ATLANTA -- Stop me if you've heard this one before: The Padres aren't getting enough production out of their shortstops.Entering play Monday, Padres shortstops were hitting a combined .150/.292/.200 over the season's first 13 games. That poor start comes on the heels of consecutive seasons in which the Padres posted
ATLANTA -- Stop me if you've heard this one before: The Padres aren't getting enough production out of their shortstops.
Entering play Monday, Padres shortstops were hitting a combined .150/.292/.200 over the season's first 13 games. That poor start comes on the heels of consecutive seasons in which the Padres posted the lowest shortstop WAR in the Majors.
Luis Sardinas started Monday in place of Erick Aybar, who has handled the bulk of the workload this season. Aybar is hitting .147, but he has drawn six walks, and manager Andy Green commended Aybar's plate approach.
"Erick's going to hit," Green said. "... He's squared up some baseballs that haven't fallen. But he's not up there punching out. Most of the time, it's early action, decent at-bats."
As for Sardinas, he has been relegated to a utility role this season, also spending time at third and second base.
"Just play catch," Sardinas said of playing multiple positions. "You're just fielding the ball and you're throwing it. The biggest difference and the hardest thing is the offense. You're not seeing pitchers every day. To have some sort of timing or rhythm offensively is the biggest challenge."
It's a challenge Green can relate to. In his four big league seasons, he played 140 games, starting only 36 of them.
"He's got to embrace the role," Green said. "He's got to have quality ABs when he gets the opportunity. It's a tough role. I know -- I lived it, personally. It's not easy to get a spot start here or there."
It's impossible to talk about San Diego's shortstop conundrum without also bringing up Trea Turner, who was dealt to the Nationals in December 2014. For the better part of the past decade, the Padres have been searching for their shortstop of the future. Turner could have filled that void.
Of course, the Padres landed William Myers in that deal, the face of their franchise and an All-Star first baseman in his own right. There's also optimism in the organization that perhaps the organization's No. 7 prospect Luis Urias -- currently playing short at Double-A San Antonio -- can make the transition from second.
The Padres boast a bevy of impressive teenage shortstop prospects -- but none are close to making a Major League impact. In the short term, the Padres are turning to Aybar, Sardinas and Rule 5 pick Allen Cordoba.
At 21, Cordoba -- currently the club's No. 27 prospect -- is certainly in that mix for "shortstop of the future." After knocking his first Major League homer in Monday's 5-4 loss to the Braves, he has five hits and two walks in 14 plate appearances.
Not bad for a guy who had never played a game above Rookie ball.
"Up here, guys are throwing a lot more strikes," Cordoba said through an interpreter before the game. "Where I was last year, people were all over the place.

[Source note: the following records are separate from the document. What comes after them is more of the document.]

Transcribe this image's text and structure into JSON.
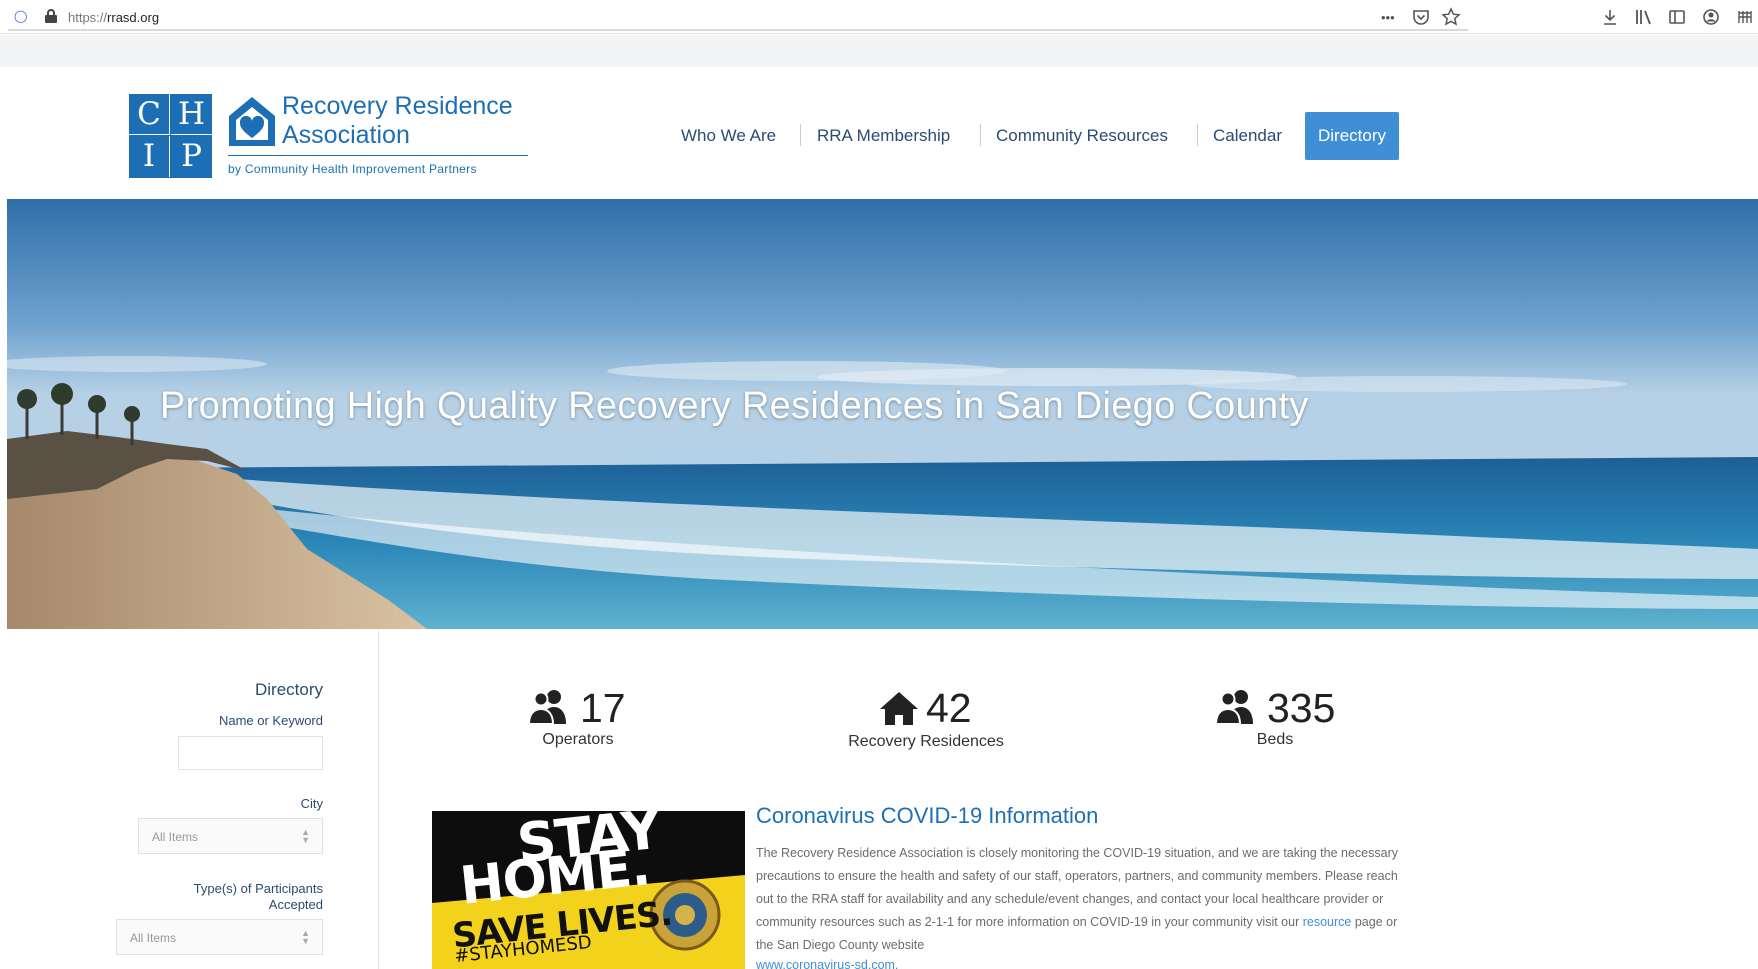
{
  "browser": {
    "url_prefix": "https://",
    "url_host": "rrasd.org",
    "icons": [
      "shield-icon",
      "lock-icon",
      "more-icon",
      "pocket-icon",
      "bookmark-star-icon",
      "download-icon",
      "library-icon",
      "sidebar-icon",
      "account-icon",
      "menu-icon"
    ]
  },
  "header": {
    "logo_letters": [
      "C",
      "H",
      "I",
      "P"
    ],
    "org_name_line1": "Recovery Residence",
    "org_name_line2": "Association",
    "org_sub": "by Community Health Improvement Partners",
    "nav": [
      {
        "label": "Who We Are"
      },
      {
        "label": "RRA Membership"
      },
      {
        "label": "Community Resources"
      },
      {
        "label": "Calendar"
      },
      {
        "label": "Directory",
        "active": true
      }
    ]
  },
  "hero": {
    "title": "Promoting High Quality Recovery Residences in San Diego County"
  },
  "sidebar": {
    "heading": "Directory",
    "name_label": "Name or Keyword",
    "name_value": "",
    "city_label": "City",
    "city_value": "All Items",
    "participants_label_line1": "Type(s) of Participants",
    "participants_label_line2": "Accepted",
    "participants_value": "All Items"
  },
  "stats": [
    {
      "icon": "users-icon",
      "value": "17",
      "label": "Operators"
    },
    {
      "icon": "home-icon",
      "value": "42",
      "label": "Recovery Residences"
    },
    {
      "icon": "users-icon",
      "value": "335",
      "label": "Beds"
    }
  ],
  "covid": {
    "image_text_stay": "STAY",
    "image_text_home": "HOME.",
    "image_text_save": "SAVE LIVES.",
    "image_text_hashtag": "#STAYHOMESD",
    "title": "Coronavirus COVID-19 Information",
    "body_before_link": "The Recovery Residence Association is closely monitoring the COVID-19 situation, and we are taking the necessary precautions to ensure the health and safety of our staff, operators, partners, and community members. Please reach out to the RRA staff for availability and any schedule/event changes, and contact your local healthcare provider or community resources such as 2-1-1 for more information on COVID-19 in your community visit our ",
    "link_text": "resource",
    "body_after_link": " page or the San Diego County website",
    "url_text": "www.coronavirus-sd.com."
  },
  "colors": {
    "brand_blue": "#1d6fb5",
    "nav_active": "#3f8fd7",
    "nav_text": "#2a4b73"
  }
}
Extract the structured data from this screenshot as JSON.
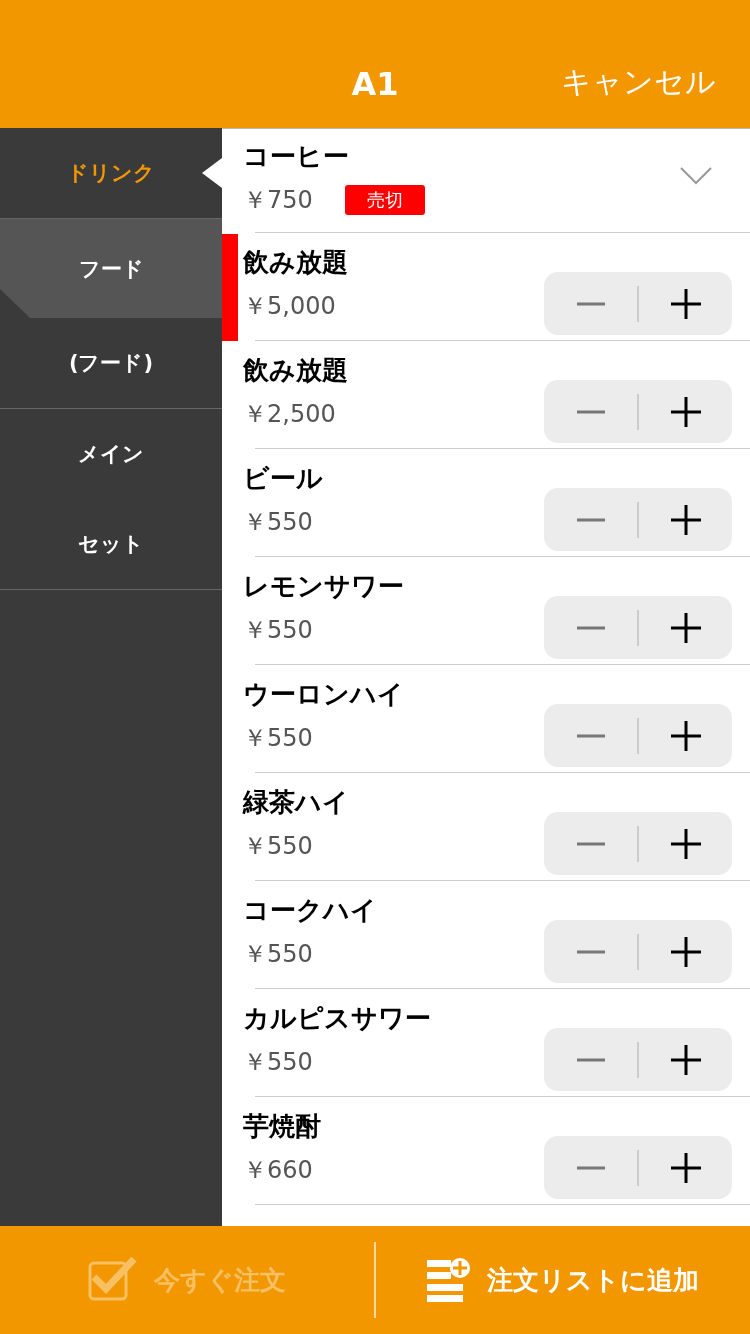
{
  "header": {
    "title": "A1",
    "cancel": "キャンセル"
  },
  "sidebar": {
    "groups": [
      {
        "items": [
          {
            "label": "ドリンク",
            "selected": true
          }
        ]
      },
      {
        "header": "フード",
        "items": [
          {
            "label": "(フード)",
            "selected": false
          }
        ]
      },
      {
        "items": [
          {
            "label": "メイン",
            "selected": false
          },
          {
            "label": "セット",
            "selected": false
          }
        ]
      }
    ]
  },
  "menu_items": [
    {
      "kind": "sold_out",
      "name": "コーヒー",
      "price": "￥750",
      "badge": "売切",
      "marked": false
    },
    {
      "kind": "stepper",
      "name": "飲み放題",
      "price": "￥5,000",
      "marked": true
    },
    {
      "kind": "stepper",
      "name": "飲み放題",
      "price": "￥2,500",
      "marked": false
    },
    {
      "kind": "stepper",
      "name": "ビール",
      "price": "￥550",
      "marked": false
    },
    {
      "kind": "stepper",
      "name": "レモンサワー",
      "price": "￥550",
      "marked": false
    },
    {
      "kind": "stepper",
      "name": "ウーロンハイ",
      "price": "￥550",
      "marked": false
    },
    {
      "kind": "stepper",
      "name": "緑茶ハイ",
      "price": "￥550",
      "marked": false
    },
    {
      "kind": "stepper",
      "name": "コークハイ",
      "price": "￥550",
      "marked": false
    },
    {
      "kind": "stepper",
      "name": "カルピスサワー",
      "price": "￥550",
      "marked": false
    },
    {
      "kind": "stepper",
      "name": "芋焼酎",
      "price": "￥660",
      "marked": false
    }
  ],
  "bottom_bar": [
    {
      "label": "今すぐ注文",
      "kind": "order_now",
      "disabled": true
    },
    {
      "label": "注文リストに追加",
      "kind": "add_to_list",
      "disabled": false
    }
  ]
}
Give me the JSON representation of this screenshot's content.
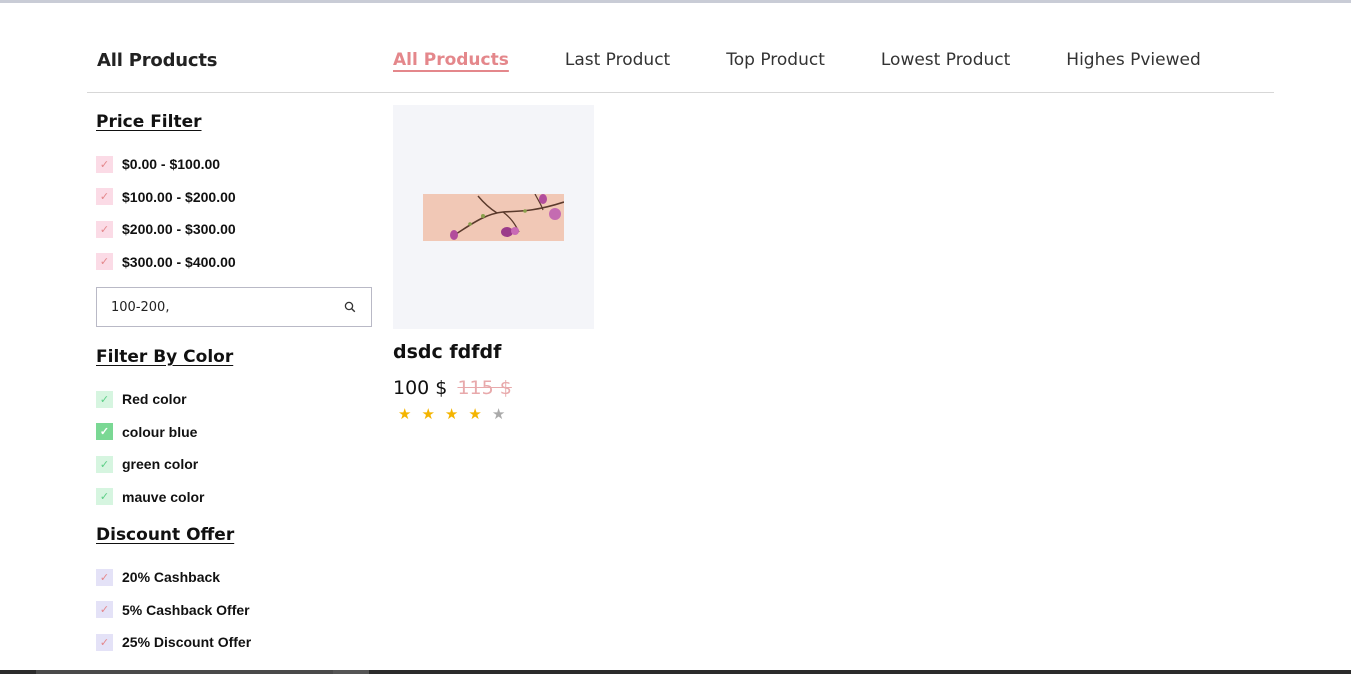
{
  "header": {
    "title": "All Products",
    "tabs": [
      {
        "label": "All Products",
        "active": true
      },
      {
        "label": "Last Product",
        "active": false
      },
      {
        "label": "Top Product",
        "active": false
      },
      {
        "label": "Lowest Product",
        "active": false
      },
      {
        "label": "Highes Pviewed",
        "active": false
      }
    ]
  },
  "sidebar": {
    "price_filter": {
      "title": "Price Filter",
      "items": [
        "$0.00 - $100.00",
        "$100.00 - $200.00",
        "$200.00 - $300.00",
        "$300.00 - $400.00"
      ]
    },
    "search": {
      "value": "100-200,"
    },
    "color_filter": {
      "title": "Filter By Color",
      "items": [
        {
          "label": "Red color",
          "checked": false
        },
        {
          "label": "colour blue",
          "checked": true
        },
        {
          "label": "green color",
          "checked": false
        },
        {
          "label": "mauve color",
          "checked": false
        }
      ]
    },
    "discount_filter": {
      "title": "Discount Offer",
      "items": [
        "20% Cashback",
        "5% Cashback Offer",
        "25% Discount Offer"
      ]
    }
  },
  "product": {
    "name": "dsdc fdfdf",
    "price": "100 $",
    "old_price": "115 $",
    "rating": 4,
    "rating_max": 5
  },
  "colors": {
    "accent": "#e4878b",
    "star": "#f4b400",
    "check_pink": "#fbdbe6",
    "check_green": "#d6f5e0",
    "check_lavender": "#e4e2f7"
  }
}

Up here, guys don't make mistakes. They throw more strikes, but they don't make mistakes. It hasn't been overly hard in that regard because everything's in the zone. But that being said, the quality of the pitching is just really, really good."
Cordoba says he has made a few minor adjustments. But, despite the obvious gap in pitching talent, hitting is hitting -- no matter the level.
"I haven't focused too much on who's out there on the mound," said Cordoba, who won back-to-back Rookie ball batting titles in the Cardinals' system. "I just want to be prepared and have a good at-bat. That's my biggest focus."
AJ Cassavell covers the Padres for MLB.com. Follow him on Twitter @ajcassavell.